-------- Data extracts --------

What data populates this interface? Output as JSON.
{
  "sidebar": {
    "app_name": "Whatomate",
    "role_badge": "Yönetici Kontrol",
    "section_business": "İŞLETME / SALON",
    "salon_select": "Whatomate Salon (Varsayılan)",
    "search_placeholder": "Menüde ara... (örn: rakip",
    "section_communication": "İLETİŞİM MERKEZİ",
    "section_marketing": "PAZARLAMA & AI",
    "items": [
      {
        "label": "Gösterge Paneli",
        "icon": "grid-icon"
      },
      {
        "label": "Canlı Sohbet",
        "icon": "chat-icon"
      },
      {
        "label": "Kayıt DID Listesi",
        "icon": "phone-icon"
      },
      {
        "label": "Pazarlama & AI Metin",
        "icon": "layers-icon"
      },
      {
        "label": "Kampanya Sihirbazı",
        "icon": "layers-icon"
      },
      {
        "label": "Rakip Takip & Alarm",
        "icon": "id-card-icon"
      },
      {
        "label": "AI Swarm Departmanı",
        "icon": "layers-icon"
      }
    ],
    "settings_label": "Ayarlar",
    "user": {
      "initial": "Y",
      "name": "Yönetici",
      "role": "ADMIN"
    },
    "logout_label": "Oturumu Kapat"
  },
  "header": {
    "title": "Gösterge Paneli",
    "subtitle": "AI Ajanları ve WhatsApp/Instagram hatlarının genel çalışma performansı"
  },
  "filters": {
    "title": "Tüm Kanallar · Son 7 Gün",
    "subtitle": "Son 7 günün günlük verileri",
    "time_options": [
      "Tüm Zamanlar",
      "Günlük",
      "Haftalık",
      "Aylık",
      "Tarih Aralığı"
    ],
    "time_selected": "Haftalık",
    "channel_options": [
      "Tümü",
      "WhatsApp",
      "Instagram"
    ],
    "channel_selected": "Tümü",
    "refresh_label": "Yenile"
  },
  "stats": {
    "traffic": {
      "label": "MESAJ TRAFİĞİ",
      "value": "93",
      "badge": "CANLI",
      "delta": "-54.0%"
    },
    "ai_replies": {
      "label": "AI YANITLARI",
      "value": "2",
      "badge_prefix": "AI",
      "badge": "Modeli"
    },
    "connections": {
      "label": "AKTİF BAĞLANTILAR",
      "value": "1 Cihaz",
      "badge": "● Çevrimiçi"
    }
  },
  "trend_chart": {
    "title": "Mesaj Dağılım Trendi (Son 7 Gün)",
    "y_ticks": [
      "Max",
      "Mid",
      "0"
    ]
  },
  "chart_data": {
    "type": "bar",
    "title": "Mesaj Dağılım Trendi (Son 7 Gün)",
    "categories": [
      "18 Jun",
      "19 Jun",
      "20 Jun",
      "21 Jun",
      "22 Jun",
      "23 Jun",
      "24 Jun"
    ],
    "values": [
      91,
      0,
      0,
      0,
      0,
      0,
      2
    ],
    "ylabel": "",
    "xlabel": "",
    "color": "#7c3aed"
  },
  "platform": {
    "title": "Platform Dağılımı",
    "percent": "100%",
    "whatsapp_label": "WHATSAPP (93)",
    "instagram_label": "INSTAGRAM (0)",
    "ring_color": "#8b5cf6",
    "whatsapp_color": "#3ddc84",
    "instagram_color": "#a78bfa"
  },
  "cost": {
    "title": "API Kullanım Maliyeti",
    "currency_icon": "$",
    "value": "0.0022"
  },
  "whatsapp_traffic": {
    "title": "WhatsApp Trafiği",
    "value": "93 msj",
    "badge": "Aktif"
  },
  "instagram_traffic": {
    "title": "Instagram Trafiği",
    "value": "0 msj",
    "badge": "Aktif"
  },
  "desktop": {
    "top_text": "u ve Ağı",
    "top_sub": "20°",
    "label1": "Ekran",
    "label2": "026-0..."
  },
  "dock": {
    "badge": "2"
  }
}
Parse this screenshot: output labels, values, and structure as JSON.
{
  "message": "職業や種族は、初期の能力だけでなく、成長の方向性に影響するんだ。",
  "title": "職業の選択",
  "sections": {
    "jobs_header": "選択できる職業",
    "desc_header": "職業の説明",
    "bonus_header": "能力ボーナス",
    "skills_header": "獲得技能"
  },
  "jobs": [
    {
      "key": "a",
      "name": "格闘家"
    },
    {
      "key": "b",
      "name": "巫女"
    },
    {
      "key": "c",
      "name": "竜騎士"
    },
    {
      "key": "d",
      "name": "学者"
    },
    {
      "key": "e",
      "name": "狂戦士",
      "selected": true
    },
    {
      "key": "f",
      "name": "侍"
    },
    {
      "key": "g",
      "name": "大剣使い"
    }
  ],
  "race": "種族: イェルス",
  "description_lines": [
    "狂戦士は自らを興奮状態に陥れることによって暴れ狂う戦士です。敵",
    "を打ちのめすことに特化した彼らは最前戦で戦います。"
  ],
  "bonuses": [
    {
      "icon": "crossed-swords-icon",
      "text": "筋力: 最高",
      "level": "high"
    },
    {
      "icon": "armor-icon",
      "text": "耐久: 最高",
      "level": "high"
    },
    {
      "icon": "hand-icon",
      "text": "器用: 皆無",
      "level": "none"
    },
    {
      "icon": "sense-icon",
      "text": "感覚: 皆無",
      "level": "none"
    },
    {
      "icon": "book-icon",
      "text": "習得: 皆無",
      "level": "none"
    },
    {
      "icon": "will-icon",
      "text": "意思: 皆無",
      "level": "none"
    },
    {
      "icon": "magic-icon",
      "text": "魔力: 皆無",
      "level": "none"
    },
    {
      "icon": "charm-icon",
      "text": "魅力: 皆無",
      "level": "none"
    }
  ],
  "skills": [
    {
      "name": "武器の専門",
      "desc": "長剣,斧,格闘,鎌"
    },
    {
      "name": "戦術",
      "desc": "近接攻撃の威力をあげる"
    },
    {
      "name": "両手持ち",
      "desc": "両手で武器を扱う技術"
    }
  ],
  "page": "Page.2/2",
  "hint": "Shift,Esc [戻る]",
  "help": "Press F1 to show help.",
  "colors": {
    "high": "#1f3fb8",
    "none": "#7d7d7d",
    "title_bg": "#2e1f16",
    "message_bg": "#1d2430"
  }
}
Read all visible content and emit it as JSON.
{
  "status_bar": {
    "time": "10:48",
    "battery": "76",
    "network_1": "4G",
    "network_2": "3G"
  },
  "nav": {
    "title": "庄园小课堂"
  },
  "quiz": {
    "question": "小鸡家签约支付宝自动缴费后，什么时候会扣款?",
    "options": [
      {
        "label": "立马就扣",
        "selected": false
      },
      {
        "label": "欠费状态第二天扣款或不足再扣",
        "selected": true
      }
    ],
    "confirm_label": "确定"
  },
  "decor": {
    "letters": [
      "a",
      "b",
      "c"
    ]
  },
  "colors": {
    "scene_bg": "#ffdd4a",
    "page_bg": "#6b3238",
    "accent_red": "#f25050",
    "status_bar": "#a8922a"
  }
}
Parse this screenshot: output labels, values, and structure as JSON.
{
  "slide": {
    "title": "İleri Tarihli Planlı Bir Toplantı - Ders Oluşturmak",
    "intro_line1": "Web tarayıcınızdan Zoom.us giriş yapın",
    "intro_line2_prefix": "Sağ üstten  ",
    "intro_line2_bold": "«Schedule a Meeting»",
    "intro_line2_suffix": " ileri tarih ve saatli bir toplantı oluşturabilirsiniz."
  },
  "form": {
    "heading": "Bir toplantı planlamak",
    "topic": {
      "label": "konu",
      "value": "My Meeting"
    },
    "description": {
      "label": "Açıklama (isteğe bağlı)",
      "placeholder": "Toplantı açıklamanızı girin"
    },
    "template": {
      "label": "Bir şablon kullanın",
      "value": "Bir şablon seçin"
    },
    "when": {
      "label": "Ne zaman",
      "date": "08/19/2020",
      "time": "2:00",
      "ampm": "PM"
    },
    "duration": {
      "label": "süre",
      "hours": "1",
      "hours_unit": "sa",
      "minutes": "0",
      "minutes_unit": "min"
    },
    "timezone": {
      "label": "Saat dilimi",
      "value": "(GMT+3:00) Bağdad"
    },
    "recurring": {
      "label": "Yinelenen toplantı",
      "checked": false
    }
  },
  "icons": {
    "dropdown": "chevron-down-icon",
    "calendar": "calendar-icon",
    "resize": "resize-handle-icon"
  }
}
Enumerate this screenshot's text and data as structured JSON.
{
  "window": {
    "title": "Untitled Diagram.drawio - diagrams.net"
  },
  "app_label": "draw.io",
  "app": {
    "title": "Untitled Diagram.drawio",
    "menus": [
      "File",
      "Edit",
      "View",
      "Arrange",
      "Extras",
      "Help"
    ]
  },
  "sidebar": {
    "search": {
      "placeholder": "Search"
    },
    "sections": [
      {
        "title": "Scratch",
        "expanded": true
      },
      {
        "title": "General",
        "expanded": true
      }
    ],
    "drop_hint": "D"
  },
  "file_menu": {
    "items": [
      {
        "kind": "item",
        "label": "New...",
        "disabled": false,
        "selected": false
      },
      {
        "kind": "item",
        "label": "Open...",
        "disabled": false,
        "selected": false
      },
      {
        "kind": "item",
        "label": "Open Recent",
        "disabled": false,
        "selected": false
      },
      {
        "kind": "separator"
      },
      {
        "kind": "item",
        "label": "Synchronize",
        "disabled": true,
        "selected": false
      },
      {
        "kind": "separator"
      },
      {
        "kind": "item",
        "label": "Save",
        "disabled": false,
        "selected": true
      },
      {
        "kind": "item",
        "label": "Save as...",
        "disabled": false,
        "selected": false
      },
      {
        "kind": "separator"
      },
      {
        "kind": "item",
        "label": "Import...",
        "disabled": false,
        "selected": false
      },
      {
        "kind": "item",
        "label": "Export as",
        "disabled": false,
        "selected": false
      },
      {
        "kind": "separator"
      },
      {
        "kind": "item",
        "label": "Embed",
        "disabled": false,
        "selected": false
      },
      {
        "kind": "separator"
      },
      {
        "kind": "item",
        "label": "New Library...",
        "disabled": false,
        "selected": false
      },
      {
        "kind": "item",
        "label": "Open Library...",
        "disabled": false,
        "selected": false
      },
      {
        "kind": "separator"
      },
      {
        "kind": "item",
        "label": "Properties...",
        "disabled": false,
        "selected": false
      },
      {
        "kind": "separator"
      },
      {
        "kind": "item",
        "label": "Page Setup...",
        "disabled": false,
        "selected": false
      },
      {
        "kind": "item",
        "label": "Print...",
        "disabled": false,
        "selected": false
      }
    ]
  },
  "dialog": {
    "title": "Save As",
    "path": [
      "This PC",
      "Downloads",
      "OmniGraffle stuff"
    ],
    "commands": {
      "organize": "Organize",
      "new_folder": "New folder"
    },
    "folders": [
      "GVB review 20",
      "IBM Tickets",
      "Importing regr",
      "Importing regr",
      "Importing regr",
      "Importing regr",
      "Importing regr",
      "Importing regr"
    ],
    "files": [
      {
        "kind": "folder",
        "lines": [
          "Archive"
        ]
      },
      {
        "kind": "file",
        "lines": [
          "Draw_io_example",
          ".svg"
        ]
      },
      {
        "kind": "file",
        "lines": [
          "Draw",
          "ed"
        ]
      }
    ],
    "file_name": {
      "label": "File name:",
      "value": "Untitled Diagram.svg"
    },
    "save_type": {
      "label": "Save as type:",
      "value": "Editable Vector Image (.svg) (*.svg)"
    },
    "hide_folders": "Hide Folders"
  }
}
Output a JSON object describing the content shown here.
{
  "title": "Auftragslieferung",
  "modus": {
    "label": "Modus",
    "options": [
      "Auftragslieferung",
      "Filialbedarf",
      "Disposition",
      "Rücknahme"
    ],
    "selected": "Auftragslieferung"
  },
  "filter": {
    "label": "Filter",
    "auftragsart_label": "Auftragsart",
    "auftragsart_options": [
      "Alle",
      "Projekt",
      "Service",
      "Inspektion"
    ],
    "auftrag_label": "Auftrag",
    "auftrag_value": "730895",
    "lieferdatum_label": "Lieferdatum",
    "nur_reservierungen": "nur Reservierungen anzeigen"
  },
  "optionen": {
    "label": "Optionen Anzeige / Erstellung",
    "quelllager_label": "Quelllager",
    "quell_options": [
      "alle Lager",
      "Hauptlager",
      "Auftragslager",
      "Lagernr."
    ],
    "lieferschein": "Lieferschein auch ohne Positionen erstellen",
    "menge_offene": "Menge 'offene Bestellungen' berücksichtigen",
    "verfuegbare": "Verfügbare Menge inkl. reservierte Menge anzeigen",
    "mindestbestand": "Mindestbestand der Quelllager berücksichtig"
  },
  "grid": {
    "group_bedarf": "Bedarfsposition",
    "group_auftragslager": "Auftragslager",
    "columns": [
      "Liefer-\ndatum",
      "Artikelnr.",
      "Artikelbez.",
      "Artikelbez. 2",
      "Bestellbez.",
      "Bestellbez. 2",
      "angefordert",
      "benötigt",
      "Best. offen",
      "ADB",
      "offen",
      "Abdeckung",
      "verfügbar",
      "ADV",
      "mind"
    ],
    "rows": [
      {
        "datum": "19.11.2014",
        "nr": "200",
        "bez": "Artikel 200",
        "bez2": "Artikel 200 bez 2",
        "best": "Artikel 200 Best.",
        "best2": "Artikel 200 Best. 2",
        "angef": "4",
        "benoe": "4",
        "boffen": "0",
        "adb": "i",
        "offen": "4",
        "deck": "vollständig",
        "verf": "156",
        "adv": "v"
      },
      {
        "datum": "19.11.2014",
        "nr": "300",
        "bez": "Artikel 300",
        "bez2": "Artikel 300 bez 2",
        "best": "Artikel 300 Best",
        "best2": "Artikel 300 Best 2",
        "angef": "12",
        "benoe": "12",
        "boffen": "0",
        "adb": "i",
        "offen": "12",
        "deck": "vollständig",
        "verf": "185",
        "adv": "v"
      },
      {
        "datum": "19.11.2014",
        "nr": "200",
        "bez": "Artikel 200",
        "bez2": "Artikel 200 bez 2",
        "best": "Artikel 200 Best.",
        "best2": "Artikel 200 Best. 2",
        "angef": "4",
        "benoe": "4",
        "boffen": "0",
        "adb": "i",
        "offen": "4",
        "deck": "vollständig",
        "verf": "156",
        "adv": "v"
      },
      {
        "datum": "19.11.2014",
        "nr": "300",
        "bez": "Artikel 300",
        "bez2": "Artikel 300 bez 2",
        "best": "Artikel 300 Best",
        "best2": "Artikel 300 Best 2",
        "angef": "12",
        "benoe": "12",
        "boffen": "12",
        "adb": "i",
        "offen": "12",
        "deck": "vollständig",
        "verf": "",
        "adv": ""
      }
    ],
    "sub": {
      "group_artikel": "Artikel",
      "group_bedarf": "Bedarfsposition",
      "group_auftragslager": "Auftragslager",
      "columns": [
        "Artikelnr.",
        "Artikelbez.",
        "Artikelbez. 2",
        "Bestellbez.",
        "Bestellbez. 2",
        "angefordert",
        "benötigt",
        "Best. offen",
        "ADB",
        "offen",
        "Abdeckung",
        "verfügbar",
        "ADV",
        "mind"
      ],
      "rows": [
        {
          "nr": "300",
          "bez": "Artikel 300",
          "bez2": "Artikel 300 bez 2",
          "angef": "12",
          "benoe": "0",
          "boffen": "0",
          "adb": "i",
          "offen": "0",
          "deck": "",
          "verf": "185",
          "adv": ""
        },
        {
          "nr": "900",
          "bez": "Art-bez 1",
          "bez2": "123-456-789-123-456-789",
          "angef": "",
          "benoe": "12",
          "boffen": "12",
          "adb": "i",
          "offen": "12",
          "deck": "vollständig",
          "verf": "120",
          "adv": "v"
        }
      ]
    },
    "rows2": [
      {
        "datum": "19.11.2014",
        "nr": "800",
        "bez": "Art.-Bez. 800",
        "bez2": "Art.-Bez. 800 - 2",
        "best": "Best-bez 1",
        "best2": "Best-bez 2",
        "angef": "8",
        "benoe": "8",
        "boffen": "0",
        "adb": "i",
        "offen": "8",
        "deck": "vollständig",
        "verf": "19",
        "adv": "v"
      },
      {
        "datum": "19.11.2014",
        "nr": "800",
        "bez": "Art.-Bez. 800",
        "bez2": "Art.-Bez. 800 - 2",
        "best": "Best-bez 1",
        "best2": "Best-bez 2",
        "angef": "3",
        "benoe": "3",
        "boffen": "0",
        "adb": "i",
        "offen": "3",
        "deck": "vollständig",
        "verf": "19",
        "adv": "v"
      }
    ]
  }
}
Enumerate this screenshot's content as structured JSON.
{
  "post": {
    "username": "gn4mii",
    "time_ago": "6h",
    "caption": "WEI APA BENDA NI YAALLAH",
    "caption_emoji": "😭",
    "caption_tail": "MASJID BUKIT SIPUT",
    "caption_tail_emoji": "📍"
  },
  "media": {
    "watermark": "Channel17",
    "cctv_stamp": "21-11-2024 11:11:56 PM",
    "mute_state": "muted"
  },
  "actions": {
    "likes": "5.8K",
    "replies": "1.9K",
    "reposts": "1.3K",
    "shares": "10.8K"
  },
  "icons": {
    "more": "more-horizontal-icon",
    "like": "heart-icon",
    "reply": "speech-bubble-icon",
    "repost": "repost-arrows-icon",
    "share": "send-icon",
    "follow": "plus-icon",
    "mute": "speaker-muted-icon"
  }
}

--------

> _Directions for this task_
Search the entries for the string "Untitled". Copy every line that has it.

> _Answer to this exercise_
    "title": "Untitled Diagram.drawio - diagrams.net"
    "title": "Untitled Diagram.drawio",
      "value": "Untitled Diagram.svg"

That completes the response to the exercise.